Start-up looking to revolutionise eco-shopping with vending machines to refill plastic bottles
A Polish start-up wants to “revolutionise the shopping experience” and cut plastic waste by placing vending-machine style “refill-o-mats” in shops where customers can refill bottles rather than discarding them.
Thinking big Swapp, founded by Szymon Barabasz and Sargheve Sukumaran, also plans to go beyond the world of retail by putting its refill-o-mats in other buildings such as blocks of flats in a bid to shake up shopping and shrink the mountains of plastic waste the world produces each year.
Taking its first steps on what it intends to a big long road, the firm has already got its first machine in a Warsaw branch of a Carrefour Bio, the green and organic branch of the supermarket chain, in a move that ties in with the retail giant’s goal of reducing packaging waste.
The interactive vending machine dispenses four liquids produced by Yope, a maker of environmentally friendly cosmetics and cleaning products.
The idea for the machine came when Barabasz was mulling over the problem of plastic waste.
“I’m a vegetarian and into less waste, and I started to think about why there was so much waste, and that there should be another way,” he told TFN. “So I started to go deep into the problem, reading and listening to pod-casts, and then I thought about some kind of re-fill-o-mat.”
He was told to get in touch with Sukumaran, an Indian living in Warsaw with extensive experience in design and technology, who could help turn an idea into reality.
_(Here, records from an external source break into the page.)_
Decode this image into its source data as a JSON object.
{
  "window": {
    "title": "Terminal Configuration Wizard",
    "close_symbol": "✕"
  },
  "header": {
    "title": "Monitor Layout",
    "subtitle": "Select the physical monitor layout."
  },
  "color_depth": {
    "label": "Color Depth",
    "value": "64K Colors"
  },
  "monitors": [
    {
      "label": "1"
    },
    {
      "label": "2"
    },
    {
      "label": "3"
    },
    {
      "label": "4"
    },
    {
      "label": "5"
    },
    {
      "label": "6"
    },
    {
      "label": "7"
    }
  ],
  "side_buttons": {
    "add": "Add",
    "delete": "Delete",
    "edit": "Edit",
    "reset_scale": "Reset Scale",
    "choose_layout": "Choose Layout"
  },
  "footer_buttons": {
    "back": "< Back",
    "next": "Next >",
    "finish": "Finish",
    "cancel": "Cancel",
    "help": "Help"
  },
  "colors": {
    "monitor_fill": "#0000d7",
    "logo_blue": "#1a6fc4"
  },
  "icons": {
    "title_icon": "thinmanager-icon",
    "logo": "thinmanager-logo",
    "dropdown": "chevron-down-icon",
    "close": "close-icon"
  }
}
Andrzej Sarapata, a market and project management expert, was also brought on board, and Swapp was born.
“Now we are developing this product and I hope it will revolutionise the shopping experience for people,” said Barabasz.
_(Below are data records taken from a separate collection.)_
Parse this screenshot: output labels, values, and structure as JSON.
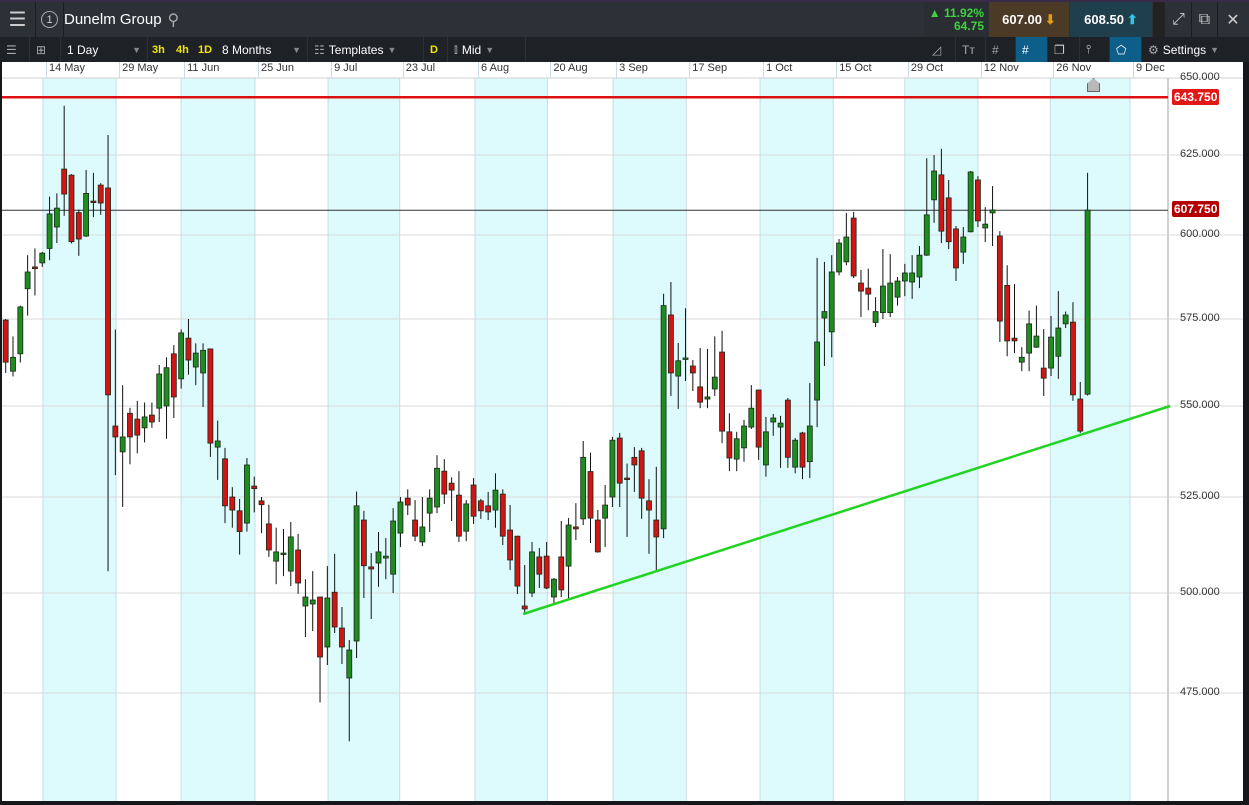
{
  "header": {
    "instrument": "Dunelm Group",
    "change_pct": "11.92%",
    "change_abs": "64.75",
    "sell_price": "607.00",
    "buy_price": "608.50"
  },
  "toolbar": {
    "interval": "1 Day",
    "quick": [
      "3h",
      "4h",
      "1D"
    ],
    "range": "8 Months",
    "templates": "Templates",
    "d_label": "D",
    "price_type": "Mid",
    "settings": "Settings"
  },
  "colors": {
    "up": "#1e8c1e",
    "down": "#d11414",
    "support": "#22d422",
    "resistance": "#dd1111",
    "band": "#ddfbfd"
  },
  "chart_data": {
    "type": "candlestick",
    "title": "Dunelm Group",
    "ylim": [
      462,
      652
    ],
    "y_ticks": [
      "650.000",
      "625.000",
      "600.000",
      "575.000",
      "550.000",
      "525.000",
      "500.000",
      "475.000"
    ],
    "y_tick_values": [
      650,
      625,
      600,
      575,
      550,
      525,
      500,
      475
    ],
    "x_ticks": [
      {
        "label": "14 May",
        "bar": 5.1
      },
      {
        "label": "29 May",
        "bar": 15.1
      },
      {
        "label": "11 Jun",
        "bar": 24
      },
      {
        "label": "25 Jun",
        "bar": 34.1
      },
      {
        "label": "9 Jul",
        "bar": 44.1
      },
      {
        "label": "23 Jul",
        "bar": 53.9
      },
      {
        "label": "6 Aug",
        "bar": 64.2
      },
      {
        "label": "20 Aug",
        "bar": 74.1
      },
      {
        "label": "3 Sep",
        "bar": 83.1
      },
      {
        "label": "17 Sep",
        "bar": 93.1
      },
      {
        "label": "1 Oct",
        "bar": 103.2
      },
      {
        "label": "15 Oct",
        "bar": 113.2
      },
      {
        "label": "29 Oct",
        "bar": 123
      },
      {
        "label": "12 Nov",
        "bar": 133
      },
      {
        "label": "26 Nov",
        "bar": 142.9
      },
      {
        "label": "9 Dec",
        "bar": 153.8
      }
    ],
    "resistance_level": {
      "value": 643.75,
      "label": "643.750"
    },
    "current_price": {
      "value": 607.75,
      "label": "607.750"
    },
    "trendline": [
      [
        70.8,
        494.75
      ],
      [
        159.3,
        550
      ]
    ],
    "ohlc": [
      [
        574.7,
        575,
        559.5,
        562.6
      ],
      [
        560,
        570,
        558.5,
        564
      ],
      [
        565,
        579,
        562.5,
        578.6
      ],
      [
        584,
        594,
        576,
        589
      ],
      [
        590.5,
        596,
        582,
        590
      ],
      [
        591.7,
        595,
        590.5,
        594.6
      ],
      [
        596,
        612,
        592.5,
        606.6
      ],
      [
        602.5,
        613,
        597.6,
        608.4
      ],
      [
        620.6,
        641,
        606,
        612.8
      ],
      [
        618.7,
        619,
        597.5,
        598
      ],
      [
        607,
        608,
        593.8,
        598.8
      ],
      [
        599.7,
        620.3,
        599.4,
        613
      ],
      [
        610.6,
        619.4,
        605.6,
        610.4
      ],
      [
        615.6,
        616.2,
        606.3,
        610
      ],
      [
        614.7,
        631.5,
        505.7,
        553.2
      ],
      [
        544.5,
        572,
        531,
        541.5
      ],
      [
        537.4,
        556,
        522.4,
        541.5
      ],
      [
        548,
        549.5,
        534,
        541.5
      ],
      [
        546.4,
        551.5,
        537,
        542
      ],
      [
        544,
        551,
        540,
        547
      ],
      [
        547.5,
        551,
        544,
        545.6
      ],
      [
        549.4,
        561.8,
        545.6,
        559.2
      ],
      [
        550,
        564,
        541,
        561
      ],
      [
        565,
        567.5,
        546.7,
        552.6
      ],
      [
        557.8,
        572,
        555,
        571
      ],
      [
        569.5,
        575,
        559,
        563.2
      ],
      [
        561.2,
        568,
        556,
        565.2
      ],
      [
        559.5,
        568,
        549.7,
        566
      ],
      [
        566.4,
        566.5,
        536,
        539.8
      ],
      [
        538.7,
        546,
        529.7,
        540.4
      ],
      [
        535.5,
        538.5,
        518.2,
        522.7
      ],
      [
        525,
        527.7,
        517,
        521.6
      ],
      [
        521.4,
        524.5,
        510,
        516
      ],
      [
        518.2,
        535.7,
        516,
        533.8
      ],
      [
        528,
        530.6,
        521,
        527.3
      ],
      [
        524,
        525,
        515.6,
        523
      ],
      [
        518,
        523,
        509.4,
        511.2
      ],
      [
        508.3,
        517,
        502.3,
        510.7
      ],
      [
        510.4,
        516.7,
        504.4,
        510.4
      ],
      [
        505.7,
        518.5,
        501.8,
        514.6
      ],
      [
        511.2,
        515.4,
        499.8,
        502.6
      ],
      [
        496.75,
        503.6,
        489,
        499
      ],
      [
        497.25,
        505.7,
        490.5,
        498.25
      ],
      [
        499,
        499,
        472.75,
        484
      ],
      [
        486.5,
        507,
        482,
        498.75
      ],
      [
        500.2,
        510.2,
        490,
        491.5
      ],
      [
        491.25,
        496.5,
        482.25,
        486.5
      ],
      [
        478.75,
        488.25,
        463.5,
        485.75
      ],
      [
        488,
        526.5,
        483.75,
        522.7
      ],
      [
        519,
        521.4,
        498.75,
        507.1
      ],
      [
        506.8,
        510.4,
        493.5,
        506.25
      ],
      [
        507.8,
        515.9,
        501.6,
        510.7
      ],
      [
        509.1,
        514.3,
        503.6,
        509.6
      ],
      [
        504.9,
        522.1,
        500,
        518.75
      ],
      [
        515.6,
        525,
        512,
        523.7
      ],
      [
        524.7,
        527.1,
        520.3,
        522.9
      ],
      [
        519,
        524.2,
        513.5,
        514.8
      ],
      [
        513.3,
        525,
        512.2,
        517.2
      ],
      [
        520.8,
        527.1,
        515.9,
        524.7
      ],
      [
        522.4,
        536.5,
        520.8,
        532.9
      ],
      [
        532.1,
        535.4,
        523.2,
        525.8
      ],
      [
        528.8,
        530.4,
        518.75,
        526.9
      ],
      [
        525.5,
        532.1,
        513.3,
        514.8
      ],
      [
        516.1,
        524.2,
        513.5,
        523.2
      ],
      [
        528.3,
        530.2,
        518,
        520
      ],
      [
        524,
        524.5,
        519.3,
        521.4
      ],
      [
        522.7,
        526.4,
        519,
        521.1
      ],
      [
        521.6,
        531.5,
        517,
        526.9
      ],
      [
        525.8,
        527.1,
        512.5,
        514.8
      ],
      [
        516.4,
        522.9,
        506,
        508.6
      ],
      [
        514.8,
        514.9,
        499.75,
        501.8
      ],
      [
        496.75,
        507.3,
        494.5,
        496
      ],
      [
        500,
        513.3,
        499,
        510.7
      ],
      [
        509.4,
        511.7,
        501.3,
        504.9
      ],
      [
        509.6,
        513.3,
        501,
        501.3
      ],
      [
        499,
        503.9,
        497,
        503.6
      ],
      [
        509.4,
        518.75,
        499,
        500.8
      ],
      [
        507,
        519.5,
        498.25,
        517.7
      ],
      [
        517.2,
        523.4,
        513.8,
        516.7
      ],
      [
        519.3,
        540.4,
        517.7,
        535.9
      ],
      [
        532,
        537.2,
        513,
        519.5
      ],
      [
        519,
        521.6,
        510.5,
        510.7
      ],
      [
        519.5,
        528.3,
        512,
        522.9
      ],
      [
        525,
        541.5,
        522.4,
        540.6
      ],
      [
        541.2,
        542.6,
        522.4,
        528.8
      ],
      [
        530.2,
        534.2,
        514.6,
        530
      ],
      [
        535.9,
        538.7,
        526.4,
        533.8
      ],
      [
        537.7,
        538.5,
        519.3,
        524.7
      ],
      [
        524,
        529.9,
        510.2,
        521.6
      ],
      [
        519,
        533.3,
        505.7,
        514.6
      ],
      [
        516.7,
        582.5,
        514.3,
        579
      ],
      [
        576.2,
        586,
        552.9,
        559.5
      ],
      [
        558.6,
        568.1,
        549.2,
        563
      ],
      [
        563.8,
        578.2,
        557.2,
        563.8
      ],
      [
        561.5,
        563.2,
        554.3,
        559.5
      ],
      [
        555.5,
        566.7,
        549.4,
        551.1
      ],
      [
        552,
        566.4,
        549.4,
        552.6
      ],
      [
        554.9,
        570,
        552.9,
        558.3
      ],
      [
        565.5,
        571.6,
        539.8,
        543.1
      ],
      [
        542.9,
        548,
        532.1,
        535.7
      ],
      [
        535.4,
        542.9,
        532.1,
        541
      ],
      [
        538.5,
        546.2,
        534.7,
        544.5
      ],
      [
        544.2,
        556,
        543.7,
        549.4
      ],
      [
        554.6,
        554.7,
        535.2,
        538.7
      ],
      [
        533.8,
        547,
        530.6,
        542.9
      ],
      [
        545.6,
        547.8,
        541.8,
        546.7
      ],
      [
        544.2,
        547.3,
        533,
        545.3
      ],
      [
        551.7,
        552.3,
        533,
        535.9
      ],
      [
        533.2,
        541.2,
        531.5,
        540.6
      ],
      [
        542.6,
        542.9,
        529.9,
        533.2
      ],
      [
        534.7,
        556.6,
        530.2,
        544.5
      ],
      [
        551.7,
        593.2,
        544.2,
        568.4
      ],
      [
        575.3,
        592,
        561.5,
        577.2
      ],
      [
        571.3,
        594,
        564,
        589
      ],
      [
        589,
        598.8,
        588,
        597.6
      ],
      [
        592,
        606.9,
        591,
        599.4
      ],
      [
        605.3,
        607.2,
        587.2,
        587.8
      ],
      [
        585.7,
        589.6,
        575.6,
        583.3
      ],
      [
        584.2,
        590,
        577.6,
        582.4
      ],
      [
        574,
        581.5,
        572.7,
        577.2
      ],
      [
        576.9,
        595.8,
        575,
        584.8
      ],
      [
        576.9,
        594.3,
        575.6,
        585.7
      ],
      [
        581.5,
        587.5,
        579,
        586.3
      ],
      [
        586.3,
        591.4,
        581.8,
        588.7
      ],
      [
        586,
        594,
        581,
        588.7
      ],
      [
        587.5,
        596.7,
        584.2,
        594
      ],
      [
        594,
        624,
        593.8,
        606.3
      ],
      [
        611,
        625,
        603.8,
        620
      ],
      [
        618.8,
        627,
        597.6,
        601.2
      ],
      [
        611.6,
        617.2,
        595.8,
        598
      ],
      [
        601.9,
        602.8,
        586.3,
        590.2
      ],
      [
        594.9,
        602.5,
        591.4,
        599.4
      ],
      [
        601,
        620,
        600.8,
        619.7
      ],
      [
        617.2,
        618.4,
        602.5,
        604.4
      ],
      [
        602.2,
        608.7,
        597.9,
        603.4
      ],
      [
        606.9,
        615.3,
        596.7,
        607.8
      ],
      [
        599.7,
        601.2,
        568.4,
        574.4
      ],
      [
        585,
        591,
        564.3,
        568.7
      ],
      [
        569.5,
        585.4,
        565.2,
        568.7
      ],
      [
        562.6,
        566.9,
        560,
        564
      ],
      [
        565.2,
        577.5,
        560,
        573.6
      ],
      [
        566.9,
        579,
        566.7,
        570.1
      ],
      [
        560.9,
        572.1,
        552.9,
        558
      ],
      [
        560.9,
        575.9,
        558.6,
        569.8
      ],
      [
        564.3,
        583.3,
        557.8,
        572.4
      ],
      [
        573.6,
        577.2,
        572.4,
        576.2
      ],
      [
        574.1,
        580,
        551.5,
        553.2
      ],
      [
        552,
        556.9,
        542.6,
        543.1
      ],
      [
        553.4,
        619.4,
        553,
        607.75
      ]
    ]
  }
}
Sukumaran is quick to stress that Swapp is probably not the first company in the world to come up with the idea of the refill vending machine but he is also eager to point out that the machine is just part of a re-using, and low-packaging “eco-system” that the company’s plans to develop.
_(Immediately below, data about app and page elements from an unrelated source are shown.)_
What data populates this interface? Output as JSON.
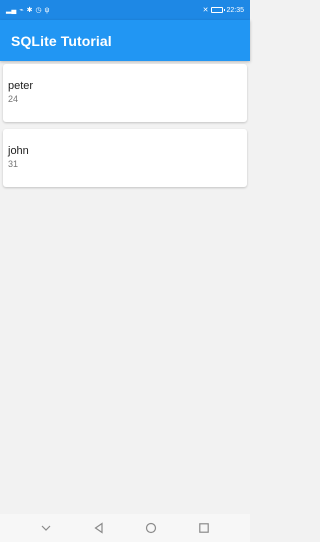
{
  "status_bar": {
    "time": "22:35",
    "icons_left": [
      "signal-icon",
      "wifi-icon",
      "bluetooth-icon",
      "alarm-icon",
      "usb-icon"
    ],
    "icons_right": [
      "mute-icon",
      "battery-icon"
    ]
  },
  "app_bar": {
    "title": "SQLite Tutorial"
  },
  "people": [
    {
      "name": "peter",
      "age": "24"
    },
    {
      "name": "john",
      "age": "31"
    }
  ],
  "nav_bar": {
    "buttons": [
      "down-icon",
      "back-icon",
      "home-icon",
      "recents-icon"
    ]
  },
  "colors": {
    "status_bar": "#1e88e5",
    "app_bar": "#2196f3",
    "background": "#f2f2f2"
  }
}
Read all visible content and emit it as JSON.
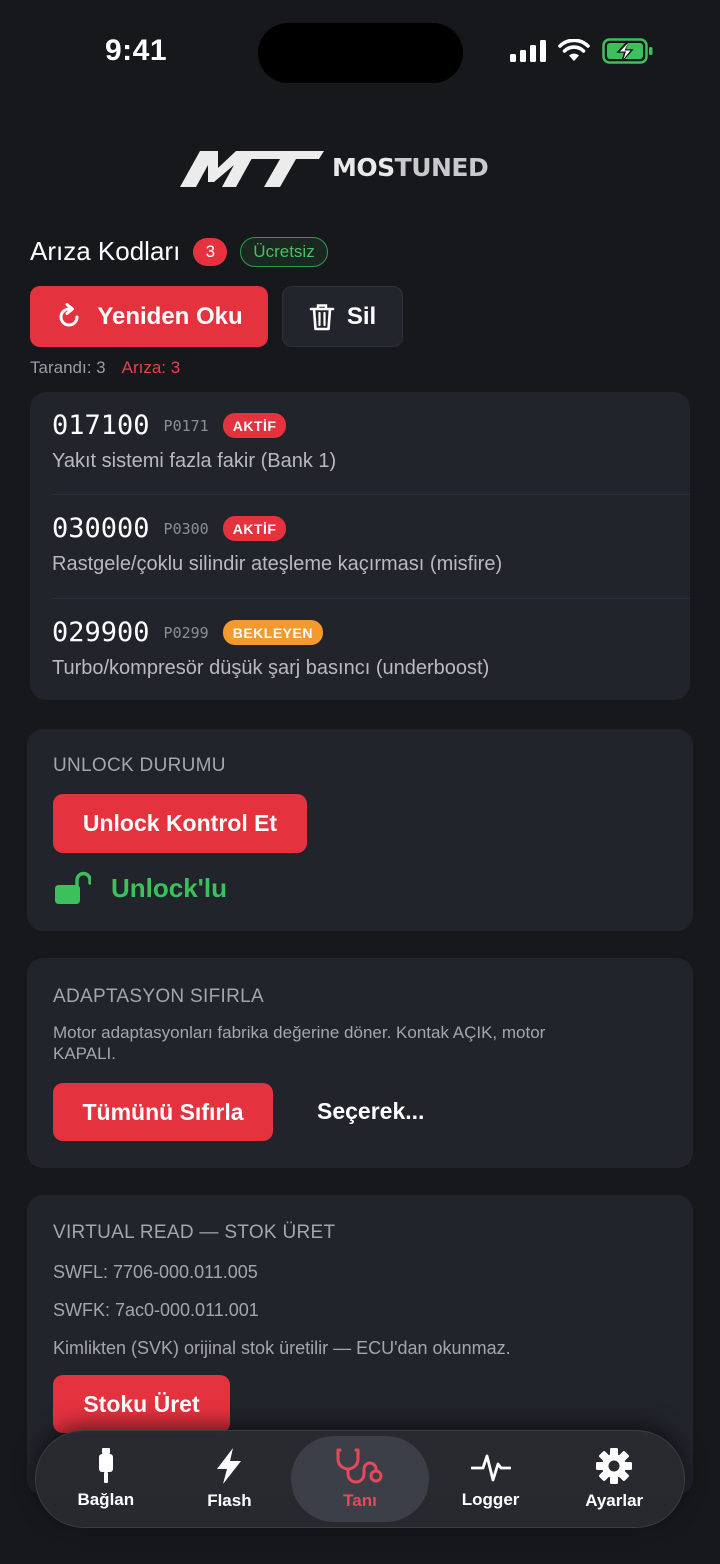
{
  "status_bar": {
    "time": "9:41"
  },
  "logo": {
    "mark": "MT",
    "word_a": "MOS",
    "word_b": "TUNED"
  },
  "faults": {
    "title": "Arıza Kodları",
    "count": "3",
    "free_label": "Ücretsiz",
    "reread_label": "Yeniden Oku",
    "delete_label": "Sil",
    "scanned_label": "Tarandı: 3",
    "fault_label": "Arıza: 3",
    "codes": [
      {
        "code": "017100",
        "pcode": "P0171",
        "status": "AKTİF",
        "desc": "Yakıt sistemi fazla fakir (Bank 1)"
      },
      {
        "code": "030000",
        "pcode": "P0300",
        "status": "AKTİF",
        "desc": "Rastgele/çoklu silindir ateşleme kaçırması (misfire)"
      },
      {
        "code": "029900",
        "pcode": "P0299",
        "status": "BEKLEYEN",
        "desc": "Turbo/kompresör düşük şarj basıncı (underboost)"
      }
    ]
  },
  "unlock": {
    "title": "UNLOCK DURUMU",
    "button": "Unlock Kontrol Et",
    "status": "Unlock'lu"
  },
  "adaptation": {
    "title": "ADAPTASYON SIFIRLA",
    "desc": "Motor adaptasyonları fabrika değerine döner. Kontak AÇIK, motor KAPALI.",
    "reset_button": "Tümünü Sıfırla",
    "select_button": "Seçerek..."
  },
  "virtual_read": {
    "title": "VIRTUAL READ — STOK ÜRET",
    "swfl": "SWFL: 7706-000.011.005",
    "swfk": "SWFK: 7ac0-000.011.001",
    "note": "Kimlikten (SVK) orijinal stok üretilir — ECU'dan okunmaz.",
    "button": "Stoku Üret"
  },
  "tabs": [
    {
      "label": "Bağlan",
      "icon": "usb-connector-icon"
    },
    {
      "label": "Flash",
      "icon": "lightning-icon"
    },
    {
      "label": "Tanı",
      "icon": "stethoscope-icon",
      "active": true
    },
    {
      "label": "Logger",
      "icon": "pulse-icon"
    },
    {
      "label": "Ayarlar",
      "icon": "gear-icon"
    }
  ],
  "colors": {
    "accent": "#e5323f",
    "success": "#3cc05c",
    "warning": "#f39a2f",
    "background": "#17181c",
    "card": "#21242b"
  }
}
An example of this, he pointed out, are the bottles that can be used at the refill-o-mats.
“We would like to introduce bottle renting,” he explained. “We were thinking that if people don't want to buy a bottle or have forgotten their own then they can rent a stainless steel bottle. This bottle is a bit more expensive than a glass bottle, but the idea is that you can use it anywhere between 100 and 500 times. When renting the bottle you pay a deposit so you either keep the bottle or if you want to return it we will pay you back all the money.”
The firm also wants to develop an app, as part of aforementioned eco-system, which can provide customers with handy details such as where the refill-o-mats are located and what they dispense.
But for the time being most of Swapp’s attention is absorbed by developing its vending machine. Having got the prototype model up and running, pulled in a few investors and managed to attract the attention of retail chains and product producers the goal now is to develop more advanced refill-o-mats which can also be manufactured and distributed quickly, and one that can handle more than soap.
“We want to have machines that can sell cosmetics, but we are also thinking about selling olive oil, vinegar, ketchup, mayonnaise, mustard, and of course yogurts,” explained Barabasz.
“We are now talking with Carrefour, Rossmann, Auchan etc. because everybody wants to join us and put the machine in their shops,” he continued. “So if we can sign a contract this year, probably next year, like in May, there will be more Swapp machines in Warsaw.”
And the Swapp machines could also escape the confines of shops. If all goes to plan, refill-o-mats could appear, one day, in apartment blocks, hotels and metro stations; or anywhere people might need a supply of something useful that can be poured into a bottle.